Performance and fast response of the web and mobile applications largely depend on the quality of writing SQL queries. For most of the junior developers with whom I have worked SQL queries are weak points. So I decided to write a post about best practices for writing SQL queries, which good SQL developers uses every day.

Good practices

Obviously, a list of these practices are much larger, but I decided to gather in this post the most used queries and not overload with rare cases.

Define all the necessary fields for SELECT instead of using SELECT *

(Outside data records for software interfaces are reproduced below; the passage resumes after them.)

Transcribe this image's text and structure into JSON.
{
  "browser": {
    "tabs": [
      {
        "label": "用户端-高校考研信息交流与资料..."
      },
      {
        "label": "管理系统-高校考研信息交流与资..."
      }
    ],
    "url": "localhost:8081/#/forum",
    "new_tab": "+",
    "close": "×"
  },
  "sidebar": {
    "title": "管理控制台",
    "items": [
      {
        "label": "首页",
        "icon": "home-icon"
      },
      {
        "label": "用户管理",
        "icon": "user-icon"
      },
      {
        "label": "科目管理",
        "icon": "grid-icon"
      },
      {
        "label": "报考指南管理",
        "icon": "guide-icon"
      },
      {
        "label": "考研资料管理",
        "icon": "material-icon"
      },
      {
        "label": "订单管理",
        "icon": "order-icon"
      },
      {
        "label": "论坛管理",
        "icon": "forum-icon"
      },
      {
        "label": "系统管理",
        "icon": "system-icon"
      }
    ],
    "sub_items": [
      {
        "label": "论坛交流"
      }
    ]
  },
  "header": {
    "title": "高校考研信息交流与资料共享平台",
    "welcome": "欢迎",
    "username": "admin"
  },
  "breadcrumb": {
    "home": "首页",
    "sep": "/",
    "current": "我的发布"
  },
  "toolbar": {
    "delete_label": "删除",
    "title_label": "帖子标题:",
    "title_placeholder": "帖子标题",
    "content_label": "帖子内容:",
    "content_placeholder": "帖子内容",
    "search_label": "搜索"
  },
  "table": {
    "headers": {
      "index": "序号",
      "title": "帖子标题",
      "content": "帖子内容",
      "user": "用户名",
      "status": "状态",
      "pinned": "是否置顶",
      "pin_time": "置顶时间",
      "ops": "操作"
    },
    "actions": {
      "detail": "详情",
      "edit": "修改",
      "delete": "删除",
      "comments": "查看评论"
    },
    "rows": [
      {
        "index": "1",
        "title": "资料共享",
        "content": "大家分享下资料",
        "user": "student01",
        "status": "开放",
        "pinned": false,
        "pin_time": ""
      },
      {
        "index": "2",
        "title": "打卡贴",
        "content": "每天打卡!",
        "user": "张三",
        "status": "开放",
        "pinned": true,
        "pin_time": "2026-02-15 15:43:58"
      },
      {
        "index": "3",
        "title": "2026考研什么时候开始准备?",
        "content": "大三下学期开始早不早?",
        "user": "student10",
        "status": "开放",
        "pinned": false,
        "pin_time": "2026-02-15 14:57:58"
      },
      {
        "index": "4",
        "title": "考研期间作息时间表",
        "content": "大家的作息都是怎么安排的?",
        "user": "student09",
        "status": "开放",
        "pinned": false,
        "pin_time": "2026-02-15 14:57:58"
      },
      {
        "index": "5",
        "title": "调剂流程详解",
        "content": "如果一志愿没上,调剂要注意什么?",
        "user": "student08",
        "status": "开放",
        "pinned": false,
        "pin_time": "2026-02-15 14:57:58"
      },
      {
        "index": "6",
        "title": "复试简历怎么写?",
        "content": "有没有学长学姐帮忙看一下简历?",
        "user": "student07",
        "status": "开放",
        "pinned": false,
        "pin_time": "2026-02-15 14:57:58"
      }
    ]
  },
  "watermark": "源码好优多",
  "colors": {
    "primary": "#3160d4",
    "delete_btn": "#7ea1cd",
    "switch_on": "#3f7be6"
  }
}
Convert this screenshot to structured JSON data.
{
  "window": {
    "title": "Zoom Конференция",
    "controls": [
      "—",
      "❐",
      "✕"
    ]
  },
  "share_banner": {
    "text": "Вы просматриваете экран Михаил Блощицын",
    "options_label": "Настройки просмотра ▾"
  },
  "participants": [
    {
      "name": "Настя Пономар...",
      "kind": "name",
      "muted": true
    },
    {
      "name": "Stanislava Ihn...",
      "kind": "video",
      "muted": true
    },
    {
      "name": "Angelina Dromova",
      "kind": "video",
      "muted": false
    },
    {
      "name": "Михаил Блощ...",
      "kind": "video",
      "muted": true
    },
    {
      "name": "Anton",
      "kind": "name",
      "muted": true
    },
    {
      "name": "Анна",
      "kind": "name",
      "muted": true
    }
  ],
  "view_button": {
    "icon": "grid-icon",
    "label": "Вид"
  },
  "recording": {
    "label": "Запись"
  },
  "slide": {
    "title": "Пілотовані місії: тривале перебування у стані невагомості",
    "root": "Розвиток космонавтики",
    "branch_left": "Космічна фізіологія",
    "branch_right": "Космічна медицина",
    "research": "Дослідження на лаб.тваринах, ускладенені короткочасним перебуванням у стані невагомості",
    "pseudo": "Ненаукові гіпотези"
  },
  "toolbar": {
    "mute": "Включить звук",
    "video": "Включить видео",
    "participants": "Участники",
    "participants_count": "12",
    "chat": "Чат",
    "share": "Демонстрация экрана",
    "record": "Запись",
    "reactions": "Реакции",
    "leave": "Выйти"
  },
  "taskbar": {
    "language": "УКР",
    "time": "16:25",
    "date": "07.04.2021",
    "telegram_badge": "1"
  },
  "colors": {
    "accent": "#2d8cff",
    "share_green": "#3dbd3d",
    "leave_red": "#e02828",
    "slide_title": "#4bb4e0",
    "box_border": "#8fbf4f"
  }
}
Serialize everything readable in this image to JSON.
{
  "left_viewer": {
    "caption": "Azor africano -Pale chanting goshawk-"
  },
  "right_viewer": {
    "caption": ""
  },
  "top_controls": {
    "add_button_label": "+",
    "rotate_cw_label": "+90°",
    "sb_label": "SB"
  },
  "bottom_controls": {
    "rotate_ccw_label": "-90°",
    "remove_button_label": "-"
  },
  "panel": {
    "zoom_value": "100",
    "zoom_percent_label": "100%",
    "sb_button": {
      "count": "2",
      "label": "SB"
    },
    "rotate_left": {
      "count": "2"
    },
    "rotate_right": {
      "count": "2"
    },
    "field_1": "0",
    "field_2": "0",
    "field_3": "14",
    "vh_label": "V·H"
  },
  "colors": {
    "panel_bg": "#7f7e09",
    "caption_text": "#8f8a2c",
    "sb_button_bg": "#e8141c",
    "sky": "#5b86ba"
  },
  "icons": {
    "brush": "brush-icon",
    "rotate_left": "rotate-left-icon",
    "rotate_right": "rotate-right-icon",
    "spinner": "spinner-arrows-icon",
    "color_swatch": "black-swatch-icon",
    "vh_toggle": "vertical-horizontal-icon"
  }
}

As it seems to me, this is the most common mistake to get all available columns using *. With a large number of records and rows in the table, defining all the necessary fields will greatly speed up your query.

Bad practice

SELECT *
FROM users;

Good practice

SELECT name, description, address
FROM users;

Use WHERE to filter records instead of HAVING

HAVING should only be used on filtering on an aggregated field. If the goal is to filter records based on the condition, then a better solution than WHERE cannot be found.

Bad practice

SELECT name
FROM users
GROUP BY name
HAVING age > 25

Good practice

SELECT name
WHERE age > 25
FROM users;

Select more fields rather than use DISTINCT

SELECT DISTINCT query is performed using the grouping of all fields in the query, which is significantly more resource-intensive than using the usual SELECT.

Bad practice

SELECT DISTINCT name, age
FROM users

Good practice

SELECT name, age, address
FROM users

Use INNER JOIN instead of WHERE

If the query optimizer is doing its job right, there should be no difference between those queries. But INNER JOIN makes query more readable.

Bad practice

SELECT users.name, address.street
FROM users.id = address.user_id

Good practice

SELECT users.name, address.street
FROM users
    INNER JOIN address
    ON users.id = address.user_id

Use IN and EXIST in the right situations

IN is efficient when most of the filter criteria is in the subquery.

EXISTS is efficient when most of the filter criteria is in the main query.

Bad practice

Select * from users u
where id IN 
(select user_id from address)

Good practice

Select * from users u 
where EXISTS (select * from address a
where a.user_id = u.user_id)

Summary

Best practices fro writing SQL queries:

  • Define all the necessary fields for SELECT instead of using SELECT *
  • Use WHERE to filter records instead of HAVING
  • Select more fields rather than use DISTINCT
  • Use INNER JOIN instead of WHERE
  • Use IN and EXIST in the right situations